## Data to examine
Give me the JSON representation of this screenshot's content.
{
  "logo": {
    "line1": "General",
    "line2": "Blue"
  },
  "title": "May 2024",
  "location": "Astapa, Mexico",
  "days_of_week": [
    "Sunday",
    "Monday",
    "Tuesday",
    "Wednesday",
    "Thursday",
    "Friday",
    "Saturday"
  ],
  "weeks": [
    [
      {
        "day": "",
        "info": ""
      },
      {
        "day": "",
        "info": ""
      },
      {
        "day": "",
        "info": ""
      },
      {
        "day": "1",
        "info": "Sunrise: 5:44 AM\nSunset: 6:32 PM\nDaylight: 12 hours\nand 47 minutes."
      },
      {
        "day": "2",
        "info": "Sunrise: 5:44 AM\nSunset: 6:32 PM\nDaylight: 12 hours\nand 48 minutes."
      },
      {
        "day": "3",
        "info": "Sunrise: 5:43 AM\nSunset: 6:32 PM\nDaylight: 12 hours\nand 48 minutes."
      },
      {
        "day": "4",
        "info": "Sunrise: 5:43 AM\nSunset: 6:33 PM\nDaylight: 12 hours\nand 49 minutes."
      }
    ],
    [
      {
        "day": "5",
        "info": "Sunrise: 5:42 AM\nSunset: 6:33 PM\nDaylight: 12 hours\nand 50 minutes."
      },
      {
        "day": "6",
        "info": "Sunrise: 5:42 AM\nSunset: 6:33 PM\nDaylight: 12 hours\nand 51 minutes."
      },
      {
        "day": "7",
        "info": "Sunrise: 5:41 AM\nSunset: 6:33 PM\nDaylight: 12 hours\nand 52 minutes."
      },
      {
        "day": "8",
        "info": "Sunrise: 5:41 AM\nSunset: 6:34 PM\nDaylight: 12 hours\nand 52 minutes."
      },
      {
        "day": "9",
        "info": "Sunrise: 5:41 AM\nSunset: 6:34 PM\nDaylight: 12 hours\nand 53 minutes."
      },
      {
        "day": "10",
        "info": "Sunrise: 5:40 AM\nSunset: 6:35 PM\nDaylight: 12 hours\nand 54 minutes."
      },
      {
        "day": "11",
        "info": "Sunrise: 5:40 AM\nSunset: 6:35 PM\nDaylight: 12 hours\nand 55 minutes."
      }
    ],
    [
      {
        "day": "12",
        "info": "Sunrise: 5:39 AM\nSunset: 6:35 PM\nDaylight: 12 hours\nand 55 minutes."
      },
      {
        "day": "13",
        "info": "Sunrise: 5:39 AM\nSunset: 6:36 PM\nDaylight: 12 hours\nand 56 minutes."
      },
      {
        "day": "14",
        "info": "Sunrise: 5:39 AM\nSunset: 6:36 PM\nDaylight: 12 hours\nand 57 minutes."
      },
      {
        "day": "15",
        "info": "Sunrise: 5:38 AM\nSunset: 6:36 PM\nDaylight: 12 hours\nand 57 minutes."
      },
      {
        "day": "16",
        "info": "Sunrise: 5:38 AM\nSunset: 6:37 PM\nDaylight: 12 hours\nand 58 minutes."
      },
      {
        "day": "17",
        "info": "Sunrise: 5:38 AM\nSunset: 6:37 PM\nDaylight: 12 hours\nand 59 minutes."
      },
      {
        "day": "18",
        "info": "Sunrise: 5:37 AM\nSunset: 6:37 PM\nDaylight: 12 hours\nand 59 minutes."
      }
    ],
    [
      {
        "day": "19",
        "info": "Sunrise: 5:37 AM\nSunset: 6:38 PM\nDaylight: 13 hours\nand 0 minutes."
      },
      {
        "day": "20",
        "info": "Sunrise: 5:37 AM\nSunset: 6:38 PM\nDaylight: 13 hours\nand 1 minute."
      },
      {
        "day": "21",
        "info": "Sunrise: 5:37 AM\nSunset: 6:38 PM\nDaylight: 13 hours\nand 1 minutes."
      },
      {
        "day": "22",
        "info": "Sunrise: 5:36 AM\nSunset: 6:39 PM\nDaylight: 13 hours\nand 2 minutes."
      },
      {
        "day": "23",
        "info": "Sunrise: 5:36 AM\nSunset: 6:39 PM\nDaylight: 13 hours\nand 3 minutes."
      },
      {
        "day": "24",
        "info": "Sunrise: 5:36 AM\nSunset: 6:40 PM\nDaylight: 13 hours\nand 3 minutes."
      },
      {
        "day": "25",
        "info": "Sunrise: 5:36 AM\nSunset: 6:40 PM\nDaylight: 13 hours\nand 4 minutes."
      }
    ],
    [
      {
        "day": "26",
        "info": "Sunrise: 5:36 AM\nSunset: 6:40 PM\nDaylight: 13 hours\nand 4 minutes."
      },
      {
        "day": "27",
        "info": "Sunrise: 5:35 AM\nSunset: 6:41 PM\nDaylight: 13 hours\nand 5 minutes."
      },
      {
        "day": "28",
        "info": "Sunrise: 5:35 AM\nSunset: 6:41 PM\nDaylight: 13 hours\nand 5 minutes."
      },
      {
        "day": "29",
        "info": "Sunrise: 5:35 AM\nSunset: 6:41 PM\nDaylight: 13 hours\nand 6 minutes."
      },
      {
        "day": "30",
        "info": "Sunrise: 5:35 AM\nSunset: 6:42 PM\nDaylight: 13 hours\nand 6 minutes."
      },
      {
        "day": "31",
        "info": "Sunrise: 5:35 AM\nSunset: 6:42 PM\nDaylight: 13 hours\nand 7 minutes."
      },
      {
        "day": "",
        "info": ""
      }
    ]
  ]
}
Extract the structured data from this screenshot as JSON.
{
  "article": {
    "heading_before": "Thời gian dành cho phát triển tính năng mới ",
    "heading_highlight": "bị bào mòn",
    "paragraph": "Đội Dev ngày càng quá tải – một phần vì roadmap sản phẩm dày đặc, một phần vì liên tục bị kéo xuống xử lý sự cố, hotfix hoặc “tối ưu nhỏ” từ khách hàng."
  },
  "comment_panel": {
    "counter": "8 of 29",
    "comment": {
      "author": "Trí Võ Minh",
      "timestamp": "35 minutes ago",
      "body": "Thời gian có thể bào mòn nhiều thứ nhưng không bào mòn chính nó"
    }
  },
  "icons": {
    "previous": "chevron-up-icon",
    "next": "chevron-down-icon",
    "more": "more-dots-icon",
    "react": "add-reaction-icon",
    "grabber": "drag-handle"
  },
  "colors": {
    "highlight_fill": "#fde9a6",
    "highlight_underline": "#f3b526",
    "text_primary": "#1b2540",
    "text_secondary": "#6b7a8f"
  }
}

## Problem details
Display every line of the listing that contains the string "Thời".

## Written answer
    "heading_before": "Thời gian dành cho phát triển tính năng mới ",
      "body": "Thời gian có thể bào mòn nhiều thứ nhưng không bào mòn chính nó"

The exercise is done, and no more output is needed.